Housing market taking ‘breather’ as stamp duty holiday ends, say estate agents

The flow of new homes being put on the market continued to fall in August, pushing the number of properties on estate agents’ books close to record lows.

An overall net balance of 37% of property professionals reported a fall in new property listings, the Royal Institution of Chartered Surveyors (Rics) said.

The choice of properties has been shrinking for eight out of the past nine months.

Stock levels on estate agents’ books fell from an average of 42 homes per branch at the start of 2021 to 38 in August, getting near record lows, Rics added.

New buyer inquiries fell for a second month in a row, with a net balance of 14% of property professionals saying they had seen fewer house hunters.

An overall balance of 18% of professionals also saw a fall rather than an increase in sales being agreed.

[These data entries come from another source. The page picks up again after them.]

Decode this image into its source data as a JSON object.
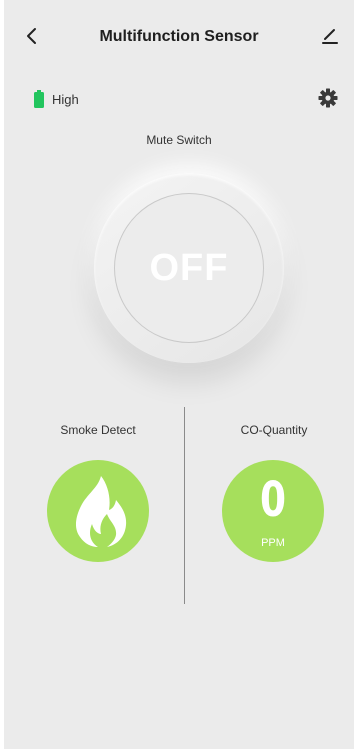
{
  "header": {
    "title": "Multifunction Sensor",
    "back_icon": "chevron-left-icon",
    "edit_icon": "edit-pencil-icon"
  },
  "battery": {
    "level_text": "High",
    "icon": "battery-full-icon",
    "color": "#22c55e"
  },
  "settings": {
    "icon": "gear-icon"
  },
  "mute_switch": {
    "label": "Mute Switch",
    "state": "OFF"
  },
  "smoke": {
    "label": "Smoke Detect",
    "icon": "flame-icon"
  },
  "co": {
    "label": "CO-Quantity",
    "value": "0",
    "unit": "PPM"
  },
  "colors": {
    "accent_green": "#a6df5c",
    "background": "#ebebeb"
  }
}
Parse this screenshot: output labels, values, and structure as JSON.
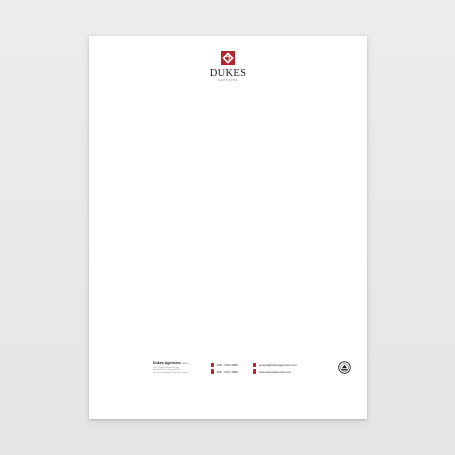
{
  "letterhead": {
    "brand": "DUKES",
    "brand_sub": "AGENCIES",
    "accent_color": "#b5262c",
    "logo_icon": "diamond-emblem-icon",
    "seal_icon": "certification-seal-icon"
  },
  "footer": {
    "company_name": "Dukes Agencies",
    "company_reg": "LIMITED",
    "address_lines": [
      "Unit 4 Dukes Business Park",
      "Dukes Road, Coleraine BT52",
      "County Londonderry, Northern Ireland"
    ],
    "phones": [
      "028 - 7033 2589",
      "028 - 7021 2589"
    ],
    "web": [
      "general@dukesagencies.com",
      "www.dukesagencies.com"
    ]
  }
}
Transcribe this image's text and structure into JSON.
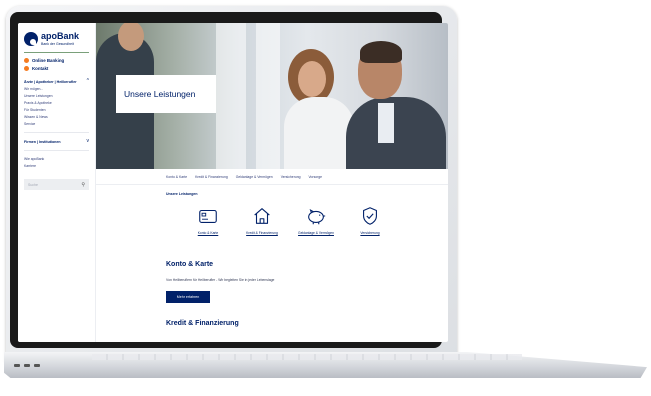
{
  "brand": {
    "name": "apoBank",
    "tagline": "Bank der Gesundheit"
  },
  "sidebar": {
    "links": [
      {
        "label": "Online Banking",
        "icon": "arrow-circle-icon"
      },
      {
        "label": "Kontakt",
        "icon": "arrow-circle-icon"
      }
    ],
    "section1": {
      "label": "Ärzte | Apotheker | Heilberufler",
      "items": [
        "Wir mögen...",
        "Unsere Leistungen",
        "Praxis & Apotheke",
        "Für Studenten",
        "Wissen & News",
        "Service"
      ]
    },
    "section2": {
      "label": "Firmen | Institutionen"
    },
    "extra_items": [
      "Wie apoBank",
      "Karriere"
    ],
    "search_placeholder": "Suche"
  },
  "hero": {
    "title": "Unsere Leistungen"
  },
  "subnav": [
    "Konto & Karte",
    "Kredit & Finanzierung",
    "Geldanlage & Vermögen",
    "Versicherung",
    "Vorsorge"
  ],
  "main": {
    "breadcrumb": "Unsere Leistungen",
    "categories": [
      {
        "label": "Konto & Karte",
        "icon": "card-icon"
      },
      {
        "label": "Kredit & Finanzierung",
        "icon": "house-icon"
      },
      {
        "label": "Geldanlage & Vermögen",
        "icon": "piggy-bank-icon"
      },
      {
        "label": "Versicherung",
        "icon": "shield-check-icon"
      }
    ],
    "section1_title": "Konto & Karte",
    "section1_text": "Von Heilberuflern für Heilberufler - Wir begleiten Sie in jeder Lebenslage",
    "section1_button": "Mehr erfahren",
    "section2_title": "Kredit & Finanzierung"
  },
  "colors": {
    "brand_blue": "#012169",
    "accent_orange": "#f57b20"
  }
}
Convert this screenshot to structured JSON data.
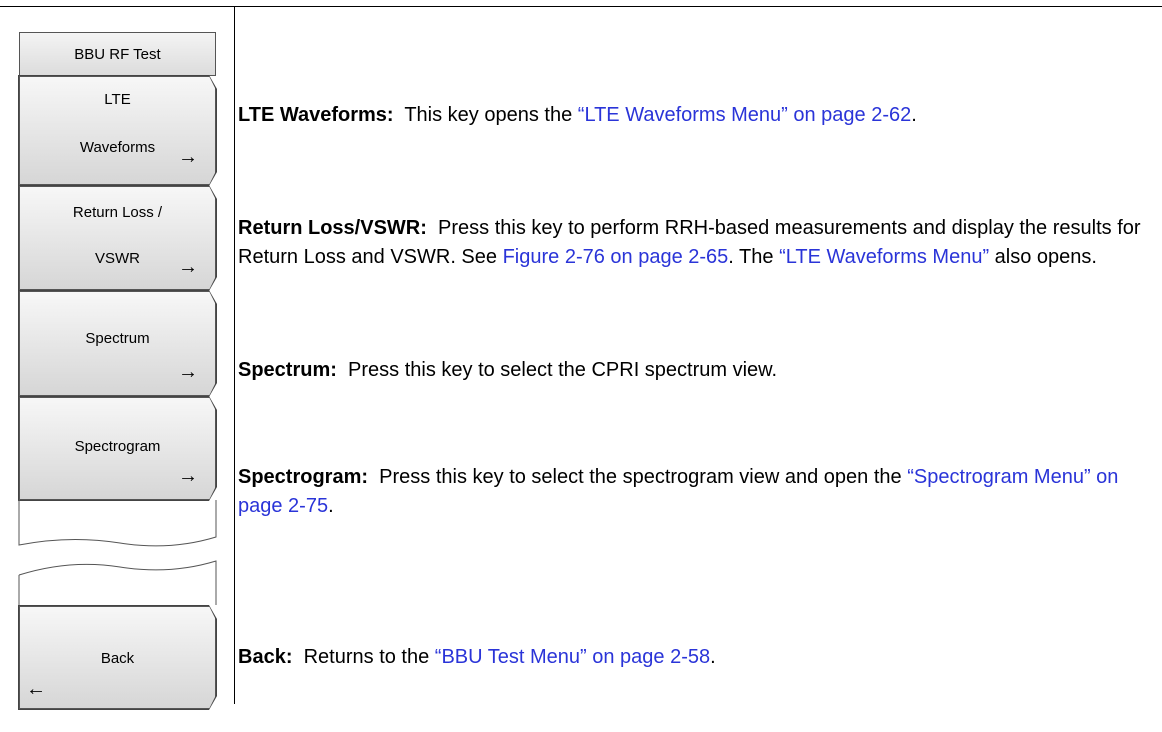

With demand outpacing supply, however, professionals continued to report strong rates of house price inflation – with a net balance of 73% saying they had seen prices increase since the previous month’s survey.

Looking forward, professionals are more optimistic about the market’s prospects, with sales over the next three months expected to stabilise before returning to modest growth over the next year.

Sales expectations for the year ahead are most positive across London, Northern Ireland and the South East of England.

A stamp duty holiday in England and Northern Ireland was tapered from July and will end this autumn.

Tarrant Parsons, a Rics economist said: “The latest survey evidence inevitably points to market activity taking a breather following the flurry of sales seen ahead of the tapered stamp duty holiday withdrawal.”

Commenting on the effects of the stamp duty holiday, Bradley Tully, senior public affairs officer at Rics said: “Rics was supportive of the stamp duty holiday as a response to unique market circumstances last year during the height of the pandemic, though the scope of the holiday was arguably broader than we had anticipated and it should have been allowed to expire as originally intended.

“Over the long term, Rics believes that an overhaul of stamp duty land tax should ultimately be delivered.”

He added: “We would urge the Government to undertake a full-scale review of the current stamp duty land tax system to assess future ideal outcomes in terms of factors such as revenue generation and housing market fluidity.

“Housing affordability for first-time buyers and key workers should remain a crucial factor when considering access to the market too.”